This content is restricted to subscribers

Source: AlphaFold

Our latest post discusses key topics around the novel target shown on the right – brownie points to anyone who can guess which one it is!

Aside from having a lot of fun exploring protein targets with DeepMind’s AlphaFold tool, they also help illustrate something important, which is the degree of confidence around the various aspects from dark blue for high confidence and yellow for very low confidence predictions.

Tau, if you haven’t yet seen it, is truly a hot mess compared to today’s choice!
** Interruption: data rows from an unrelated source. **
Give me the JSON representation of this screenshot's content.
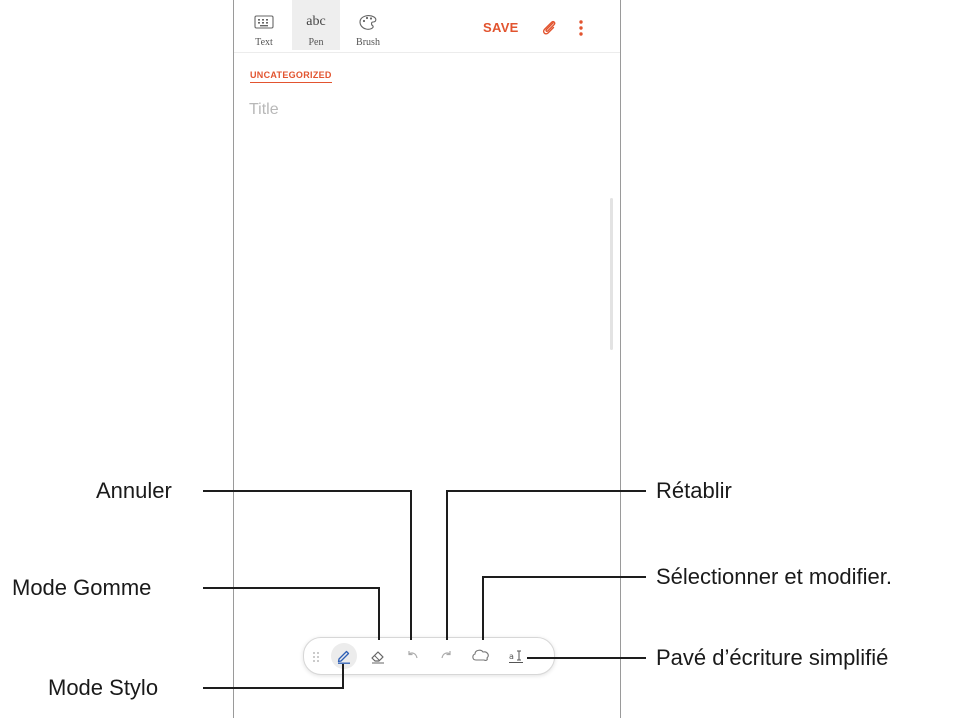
{
  "toolbar": {
    "modes": [
      {
        "label": "Text",
        "icon": "keyboard-icon"
      },
      {
        "label": "Pen",
        "icon": "abc-handwriting-icon",
        "glyph": "abc"
      },
      {
        "label": "Brush",
        "icon": "palette-icon"
      }
    ],
    "selected_mode": "Pen",
    "save_label": "SAVE",
    "attach_icon": "paperclip-icon",
    "more_icon": "more-vertical-icon"
  },
  "note": {
    "category": "UNCATEGORIZED",
    "title_placeholder": "Title"
  },
  "pen_toolbar": {
    "items": [
      "drag-handle-icon",
      "pen-mode-icon",
      "eraser-icon",
      "undo-icon",
      "redo-icon",
      "lasso-select-icon",
      "easy-writing-pad-icon"
    ]
  },
  "callouts": {
    "undo": "Annuler",
    "redo": "Rétablir",
    "eraser_mode": "Mode Gomme",
    "select_edit": "Sélectionner et modifier.",
    "pen_mode": "Mode Stylo",
    "easy_writing_pad": "Pavé d’écriture simplifié"
  },
  "colors": {
    "accent": "#e2542f",
    "pen_icon": "#2e5fb5",
    "callout_line": "#1d1d1d",
    "frame": "#9a9a9a"
  }
}
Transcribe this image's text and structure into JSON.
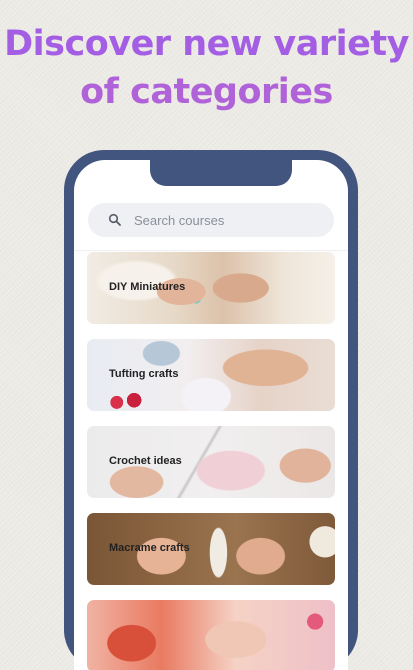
{
  "headline": {
    "line1": "Discover new variety",
    "line2": "of categories"
  },
  "search": {
    "placeholder": "Search courses",
    "icon": "search-icon"
  },
  "categories": [
    {
      "label": "DIY Miniatures"
    },
    {
      "label": "Tufting crafts"
    },
    {
      "label": "Crochet ideas"
    },
    {
      "label": "Macrame crafts"
    },
    {
      "label": ""
    }
  ],
  "colors": {
    "headline": "#a45be0",
    "phone_frame": "#42557e",
    "search_background": "#eff0f4"
  }
}
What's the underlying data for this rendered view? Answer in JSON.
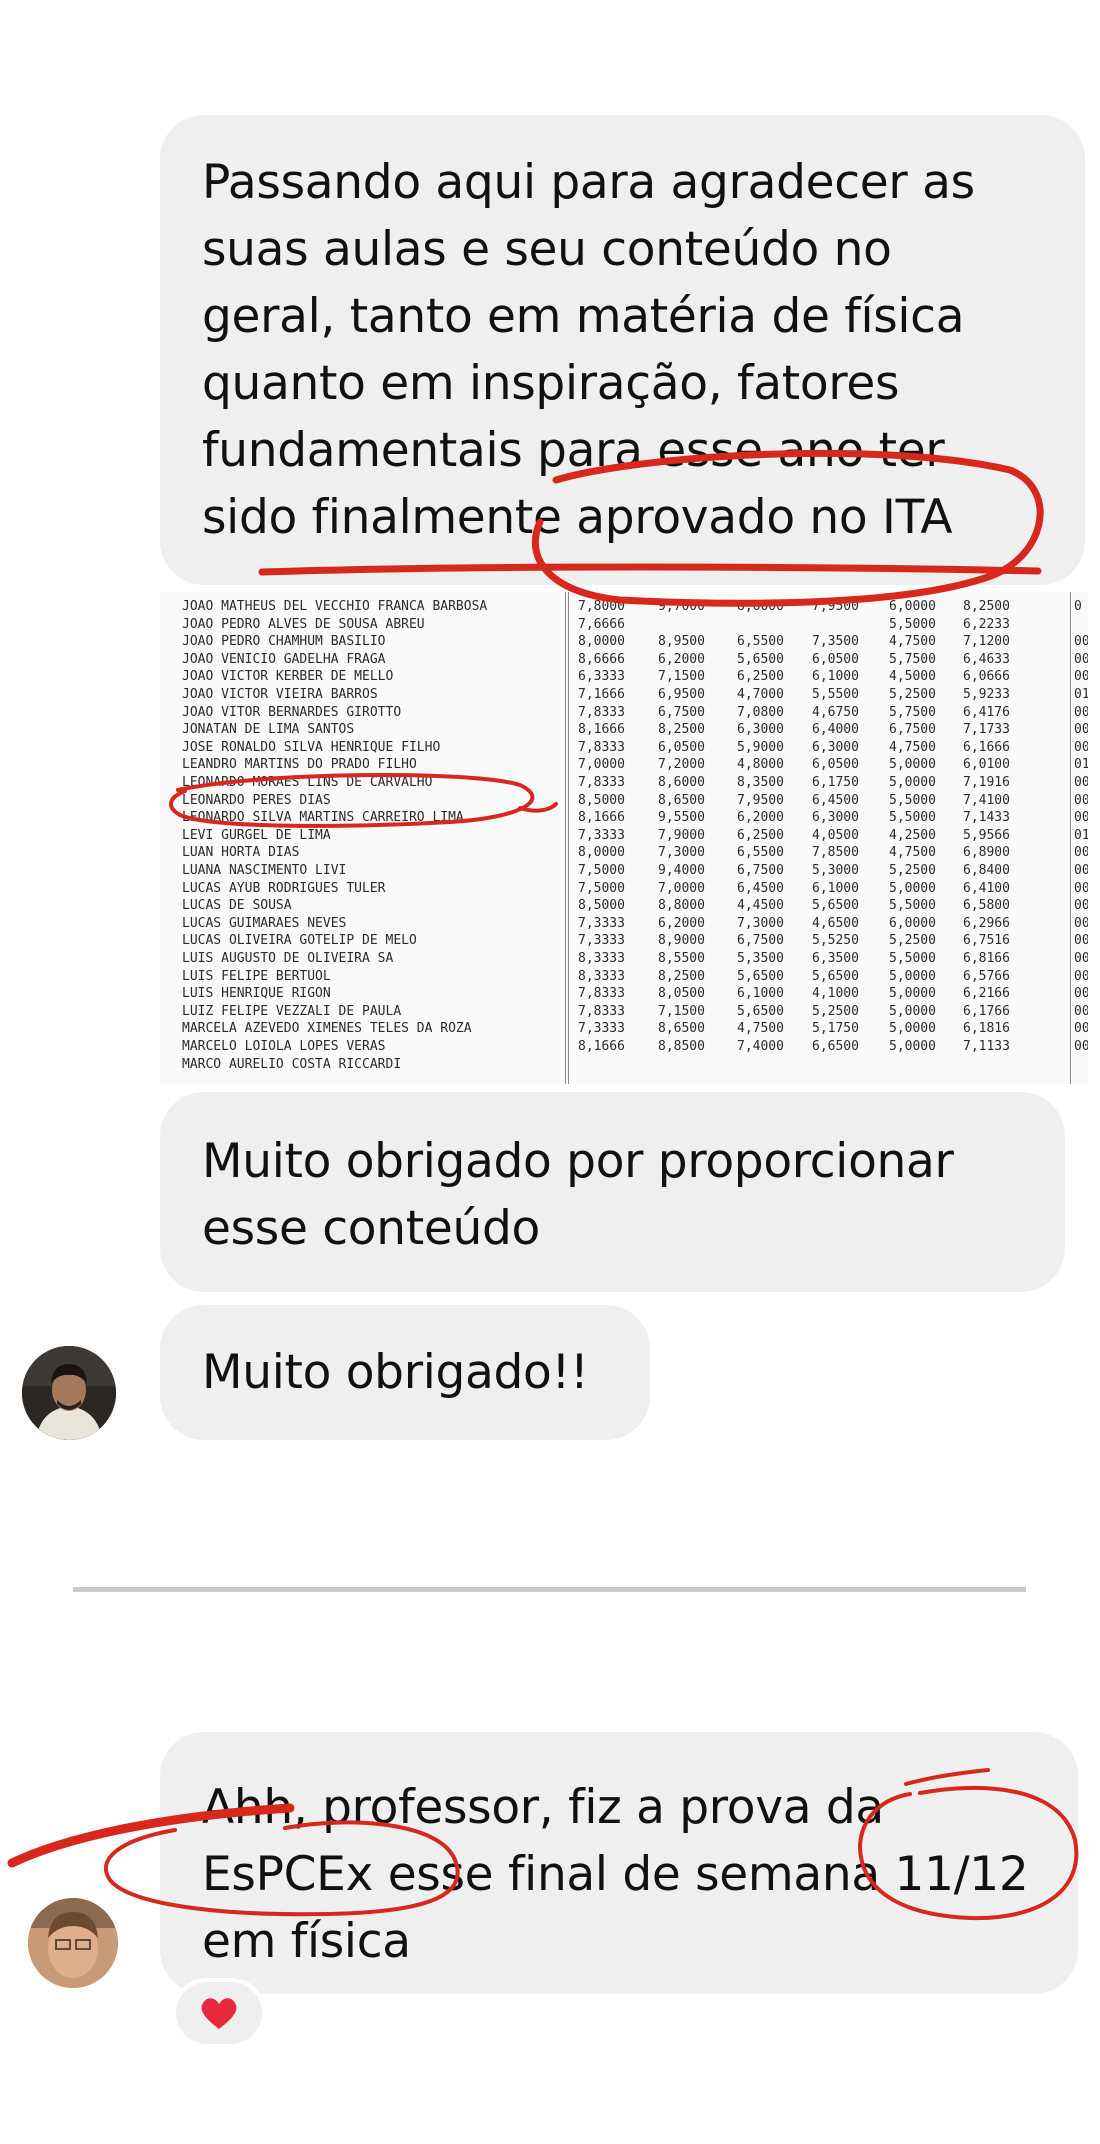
{
  "messages": {
    "m1_lines": [
      "Passando aqui para agradecer as",
      "suas aulas e seu conteúdo no",
      "geral, tanto em matéria de física",
      "quanto em inspiração, fatores",
      "fundamentais para esse ano ter",
      "sido finalmente aprovado no ITA"
    ],
    "m2_lines": [
      "Muito obrigado por proporcionar",
      "esse conteúdo"
    ],
    "m3": "Muito obrigado!!",
    "m4_lines": [
      "Ahh, professor, fiz a prova da",
      "EsPCEx esse final de semana 11/12",
      "em física"
    ]
  },
  "reaction": "❤️",
  "result_sheet": {
    "rows": [
      {
        "name": "JOAO MATHEUS DEL VECCHIO FRANCA BARBOSA",
        "scores": [
          "7,8000",
          "9,7000",
          "8,6000",
          "7,9500",
          "6,0000",
          "8,2500"
        ]
      },
      {
        "name": "JOAO PEDRO ALVES DE SOUSA ABREU",
        "scores": [
          "7,6666",
          "",
          "",
          "",
          "5,5000",
          "6,2233"
        ]
      },
      {
        "name": "JOAO PEDRO CHAMHUM BASILIO",
        "scores": [
          "8,0000",
          "8,9500",
          "6,5500",
          "7,3500",
          "4,7500",
          "7,1200"
        ]
      },
      {
        "name": "JOAO VENICIO GADELHA FRAGA",
        "scores": [
          "8,6666",
          "6,2000",
          "5,6500",
          "6,0500",
          "5,7500",
          "6,4633"
        ]
      },
      {
        "name": "JOAO VICTOR KERBER DE MELLO",
        "scores": [
          "6,3333",
          "7,1500",
          "6,2500",
          "6,1000",
          "4,5000",
          "6,0666"
        ]
      },
      {
        "name": "JOAO VICTOR VIEIRA BARROS",
        "scores": [
          "7,1666",
          "6,9500",
          "4,7000",
          "5,5500",
          "5,2500",
          "5,9233"
        ]
      },
      {
        "name": "JOAO VITOR BERNARDES GIROTTO",
        "scores": [
          "7,8333",
          "6,7500",
          "7,0800",
          "4,6750",
          "5,7500",
          "6,4176"
        ]
      },
      {
        "name": "JONATAN DE LIMA SANTOS",
        "scores": [
          "8,1666",
          "8,2500",
          "6,3000",
          "6,4000",
          "6,7500",
          "7,1733"
        ]
      },
      {
        "name": "JOSE RONALDO SILVA HENRIQUE FILHO",
        "scores": [
          "7,8333",
          "6,0500",
          "5,9000",
          "6,3000",
          "4,7500",
          "6,1666"
        ]
      },
      {
        "name": "LEANDRO MARTINS DO PRADO FILHO",
        "scores": [
          "7,0000",
          "7,2000",
          "4,8000",
          "6,0500",
          "5,0000",
          "6,0100"
        ]
      },
      {
        "name": "LEONARDO MORAES LINS DE CARVALHO",
        "scores": [
          "7,8333",
          "8,6000",
          "8,3500",
          "6,1750",
          "5,0000",
          "7,1916"
        ]
      },
      {
        "name": "LEONARDO PERES DIAS",
        "scores": [
          "8,5000",
          "8,6500",
          "7,9500",
          "6,4500",
          "5,5000",
          "7,4100"
        ]
      },
      {
        "name": "LEONARDO SILVA MARTINS CARREIRO LIMA",
        "scores": [
          "8,1666",
          "9,5500",
          "6,2000",
          "6,3000",
          "5,5000",
          "7,1433"
        ]
      },
      {
        "name": "LEVI GURGEL DE LIMA",
        "scores": [
          "7,3333",
          "7,9000",
          "6,2500",
          "4,0500",
          "4,2500",
          "5,9566"
        ]
      },
      {
        "name": "LUAN HORTA DIAS",
        "scores": [
          "8,0000",
          "7,3000",
          "6,5500",
          "7,8500",
          "4,7500",
          "6,8900"
        ]
      },
      {
        "name": "LUANA NASCIMENTO LIVI",
        "scores": [
          "7,5000",
          "9,4000",
          "6,7500",
          "5,3000",
          "5,2500",
          "6,8400"
        ]
      },
      {
        "name": "LUCAS AYUB RODRIGUES TULER",
        "scores": [
          "7,5000",
          "7,0000",
          "6,4500",
          "6,1000",
          "5,0000",
          "6,4100"
        ]
      },
      {
        "name": "LUCAS DE SOUSA",
        "scores": [
          "8,5000",
          "8,8000",
          "4,4500",
          "5,6500",
          "5,5000",
          "6,5800"
        ]
      },
      {
        "name": "LUCAS GUIMARAES NEVES",
        "scores": [
          "7,3333",
          "6,2000",
          "7,3000",
          "4,6500",
          "6,0000",
          "6,2966"
        ]
      },
      {
        "name": "LUCAS OLIVEIRA GOTELIP DE MELO",
        "scores": [
          "7,3333",
          "8,9000",
          "6,7500",
          "5,5250",
          "5,2500",
          "6,7516"
        ]
      },
      {
        "name": "LUIS AUGUSTO DE OLIVEIRA SA",
        "scores": [
          "8,3333",
          "8,5500",
          "5,3500",
          "6,3500",
          "5,5000",
          "6,8166"
        ]
      },
      {
        "name": "LUIS FELIPE BERTUOL",
        "scores": [
          "8,3333",
          "8,2500",
          "5,6500",
          "5,6500",
          "5,0000",
          "6,5766"
        ]
      },
      {
        "name": "LUIS HENRIQUE RIGON",
        "scores": [
          "7,8333",
          "8,0500",
          "6,1000",
          "4,1000",
          "5,0000",
          "6,2166"
        ]
      },
      {
        "name": "LUIZ FELIPE VEZZALI DE PAULA",
        "scores": [
          "7,8333",
          "7,1500",
          "5,6500",
          "5,2500",
          "5,0000",
          "6,1766"
        ]
      },
      {
        "name": "MARCELA AZEVEDO XIMENES TELES DA ROZA",
        "scores": [
          "7,3333",
          "8,6500",
          "4,7500",
          "5,1750",
          "5,0000",
          "6,1816"
        ]
      },
      {
        "name": "MARCELO LOIOLA LOPES VERAS",
        "scores": [
          "8,1666",
          "8,8500",
          "7,4000",
          "6,6500",
          "5,0000",
          "7,1133"
        ]
      },
      {
        "name": "MARCO AURELIO COSTA RICCARDI",
        "scores": [
          "",
          "",
          "",
          "",
          "",
          ""
        ]
      }
    ],
    "tail_codes": [
      "0",
      "",
      "00",
      "00",
      "00",
      "01",
      "00",
      "00",
      "00",
      "01",
      "00",
      "00",
      "00",
      "01",
      "00",
      "00",
      "00",
      "00",
      "00",
      "00",
      "00",
      "00",
      "00",
      "00",
      "00",
      "00",
      ""
    ]
  },
  "colors": {
    "bubble": "#efefef",
    "annotation": "#d8271c",
    "divider": "#c9c9c9",
    "text": "#111111"
  }
}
While there is always the concern about whether a particular protein is a marker or a valid oncogene target, we have to start somewhere and see where the clinical trials take us because some modalities might turn out to be much better ways of approaching the problem of ‘druggability’ than others.

I went into this foray with an open mind and some degree of hope because let’s face it, we need more new agents against novel targets than we do of yet more me-toos against old targets…

BSB subscribers can read more on our latest update regarding a novel early stage pipeline target – you can log-in or click to access our latest content.

This content is restricted to subscribers

A decade ago Novartis and Genentech/Roche were all the rage in oncology with their small molecule, CAR-T cell therapies, and a myriad of antibody programs seemingly in the news every month then things went quiet as agents either successfully made it to market, or were dutifully dispatched to dog drug heaven.

In the meantime, other companies and various novel targets came to the fore such as various next generation agents in lung cancer, bispecific T cell engagers, KRAS inhibitors, and such like, while different companies and targets took on a new focus.

This doesn’t mean the big two aren’t active, more that they are replenishing and moving earlier compounds along and these can take a while to move through discovery and preclinical to phase 1 trials.  The bridge across the two is always kept busy in large pharmas, in both directions.

With this in mind, I was keen to catch up with Novartis to discuss their new early stage pipeline.  It’s both broad and deep, as you might expect, but what stands out and what’s something new to watch out for?

BSB subscribers can read more on our latest update regarding SHP2 and RAS addicted cancers as well as other early stage pipeline targets – you can log-in or click to access our latest expert interview.

This content is restricted to subscribers

Free Email Updates
Subscribe to new post alerts, offers, and additional content!
We respect your privacy and do not sell emails. Unsubscribe at any time.
error: Content is protected !!